A guide star (GS) assists in guiding something: the term is used for identifiable stars that indicate a position in the celestial sphere, and for other assistance in observation. Such guide stars have been used throughout history for astronomical observations made for the practical benefits of knowing your position and direction, e.g., for navigation at sea. In astronomy, determination of an observed astronomical object's position involves comparisons of angular distances to objects for which positions have been established, termed guide stars. For telescopes with very small fields of view, guide stars may be necessary simply to determine whether the telescope is anywhere near pointing in the right direction. Catalogs of guide stars have been compiled, such as the Guide Star Catalog for the Hubble Space Telescope

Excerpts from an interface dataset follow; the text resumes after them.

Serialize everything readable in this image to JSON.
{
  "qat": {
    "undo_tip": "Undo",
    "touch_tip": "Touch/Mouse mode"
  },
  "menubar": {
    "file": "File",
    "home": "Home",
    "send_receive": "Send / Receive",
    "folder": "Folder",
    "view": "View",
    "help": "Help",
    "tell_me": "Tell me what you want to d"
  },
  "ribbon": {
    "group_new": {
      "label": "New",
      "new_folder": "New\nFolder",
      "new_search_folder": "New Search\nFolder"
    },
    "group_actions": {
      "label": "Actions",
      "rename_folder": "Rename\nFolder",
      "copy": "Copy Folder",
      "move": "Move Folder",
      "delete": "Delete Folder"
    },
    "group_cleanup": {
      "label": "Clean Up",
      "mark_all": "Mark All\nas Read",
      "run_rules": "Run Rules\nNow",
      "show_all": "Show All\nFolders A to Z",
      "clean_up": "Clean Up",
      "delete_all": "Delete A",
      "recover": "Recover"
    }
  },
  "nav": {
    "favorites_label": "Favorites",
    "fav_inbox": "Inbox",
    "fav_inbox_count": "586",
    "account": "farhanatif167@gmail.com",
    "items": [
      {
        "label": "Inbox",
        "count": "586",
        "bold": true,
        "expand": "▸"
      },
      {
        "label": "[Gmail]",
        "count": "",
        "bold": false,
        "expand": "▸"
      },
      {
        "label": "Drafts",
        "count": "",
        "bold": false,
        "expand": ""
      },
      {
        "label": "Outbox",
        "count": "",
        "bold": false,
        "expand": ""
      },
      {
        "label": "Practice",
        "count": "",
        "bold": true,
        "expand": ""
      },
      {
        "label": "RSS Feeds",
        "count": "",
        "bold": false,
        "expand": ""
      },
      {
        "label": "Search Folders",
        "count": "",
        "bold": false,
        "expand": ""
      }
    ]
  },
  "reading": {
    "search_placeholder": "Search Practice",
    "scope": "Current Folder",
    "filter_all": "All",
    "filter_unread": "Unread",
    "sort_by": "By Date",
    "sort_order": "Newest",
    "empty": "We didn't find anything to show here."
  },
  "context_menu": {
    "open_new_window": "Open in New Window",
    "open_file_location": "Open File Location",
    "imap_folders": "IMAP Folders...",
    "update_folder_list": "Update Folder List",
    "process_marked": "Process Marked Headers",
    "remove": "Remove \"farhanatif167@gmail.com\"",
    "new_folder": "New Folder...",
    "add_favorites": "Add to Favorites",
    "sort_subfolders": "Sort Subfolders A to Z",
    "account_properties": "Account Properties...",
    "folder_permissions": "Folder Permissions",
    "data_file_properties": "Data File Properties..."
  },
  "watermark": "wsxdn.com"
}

The term guide star is also used regarding modern adaptive optics systems that adjust the optics to compensate for varying seeing issues, basing it on the apparent position of some star that is within the field and is of known position. For directions without (enough) guide stars suitable for this, lasers are used to produce a spot in the sky. Given this practice, the terms laser guide star (LGS) and natural guide star (NGS) have been coined for such laser-created spots versus actual stars.